So, what do whales eat when they don’t have teeth? Using their unique filter-feeding system, baleen whales eat krill, small fish, and copepods, tiny crustaceans. A baleen whale feeds by taking a massive gulp of seawater into its mouth and then pushing its tongue up to force the water past the baleen filters. Krill and fish get stuck behind the baleen, allowing the whale to swallow large amounts simultaneously.

animal on the water

Humpback Whale Feeding Sightings

Humpback whales travel to specific parts of the ocean to feed on krill and schools of small fish. During the summer and fall, the waters off the San Diego coast are full of krill, making it the perfect place to see humpback whales feeding.

During migration and breeding, humpback whales generally don’t eat much. So when they stop near San Diego to feed on krill off the coast, they typically try to eat as much as possible. Researchers refer to this as a “feast or famine” lifecycle. While it may sound harsh for the whales, it does give people in San Diego plenty of opportunities to see these incredible animals.

Baleen Whale Feeding Behaviors

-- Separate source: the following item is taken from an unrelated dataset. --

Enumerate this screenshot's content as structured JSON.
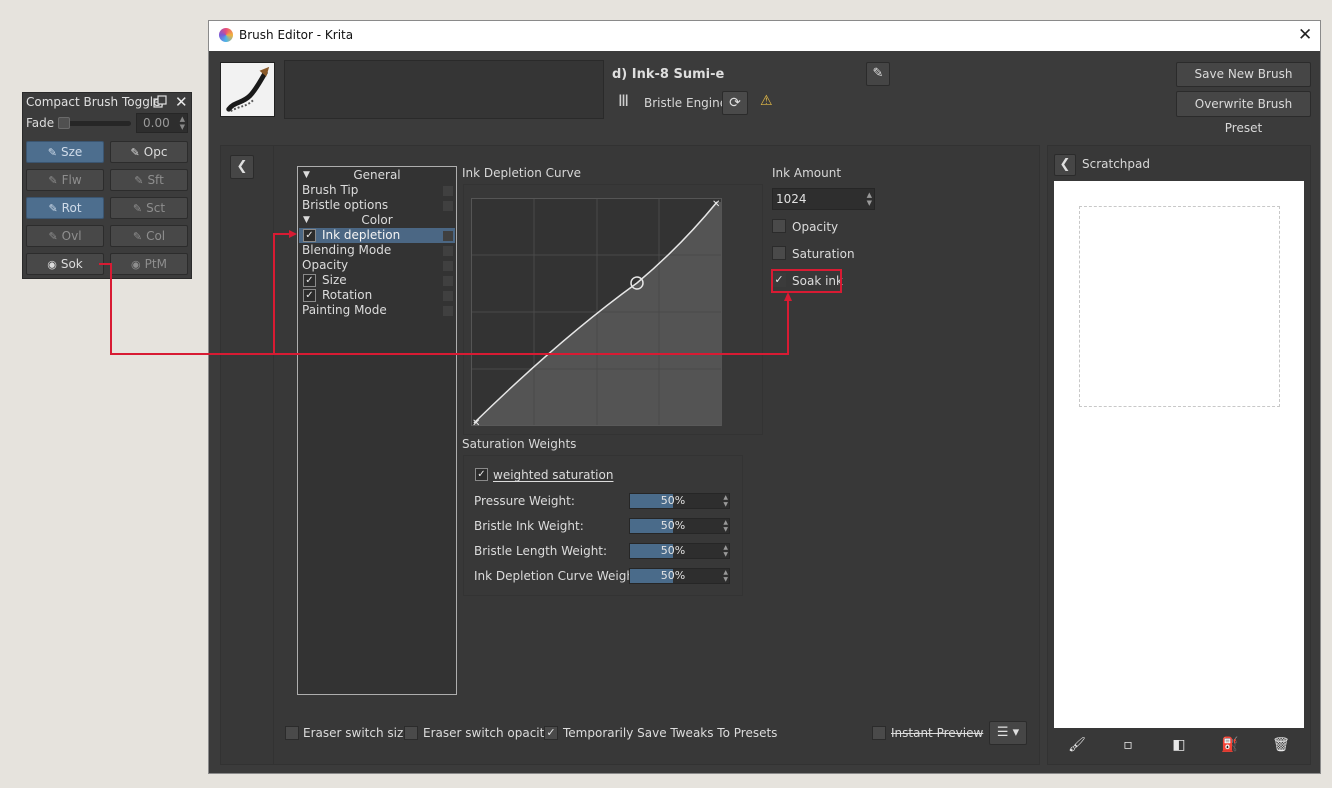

Look out for exciting whale behaviors when you’re on the water during a whale-watching trip. While feeding, humpback whales may lunge out of the water to fill their mouths with krill. Other species of baleen whales skim the water with their mouths open or use bubbles to corral schools of fish and krill into rich food banquets. Gray whales are bottom feeders, meaning they filter mud and bottom near the ocean floor for their food.

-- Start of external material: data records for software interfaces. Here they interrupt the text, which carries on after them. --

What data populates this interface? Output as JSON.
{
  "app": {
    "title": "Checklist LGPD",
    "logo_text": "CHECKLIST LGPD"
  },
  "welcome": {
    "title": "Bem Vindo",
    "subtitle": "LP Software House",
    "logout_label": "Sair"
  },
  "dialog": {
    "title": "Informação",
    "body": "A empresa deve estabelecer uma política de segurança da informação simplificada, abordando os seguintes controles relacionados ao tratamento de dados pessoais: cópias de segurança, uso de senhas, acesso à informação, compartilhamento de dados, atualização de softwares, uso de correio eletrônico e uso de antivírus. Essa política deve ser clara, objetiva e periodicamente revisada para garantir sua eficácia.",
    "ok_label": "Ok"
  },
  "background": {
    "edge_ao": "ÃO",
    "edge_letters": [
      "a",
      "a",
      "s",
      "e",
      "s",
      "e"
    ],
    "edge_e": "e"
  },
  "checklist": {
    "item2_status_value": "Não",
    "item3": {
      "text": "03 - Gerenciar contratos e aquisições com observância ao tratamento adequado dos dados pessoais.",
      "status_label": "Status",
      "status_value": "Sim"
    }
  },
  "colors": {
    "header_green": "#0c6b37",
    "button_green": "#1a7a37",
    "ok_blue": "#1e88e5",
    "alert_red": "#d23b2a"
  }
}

Baleen whales may gather together in one area if there is enough food. That means you may see other forms of whale communication, such as tale and flipper slapping, spouting, and breaching.

Tips for Going Whale Watching

During baleen whale feeding season, you can take a whale-watching trip to see these magnificent animals in their natural habitat. For San Diego, summer and fall are the best times of year to see humpbacks and blue whales. You may spot gray whales in the coastal waters from December to April.

Remember to wear sunscreen and protective clothing during your trip and prepare for changes in the weather. Choose clothing you can layer easily and wear comfortable, sturdy shoes on board the vessel. 

Seeing whales in the wild is a once-in-a-lifetime experience. Book a whale-watching trip today to encounter these amazing animals in their natural habitats.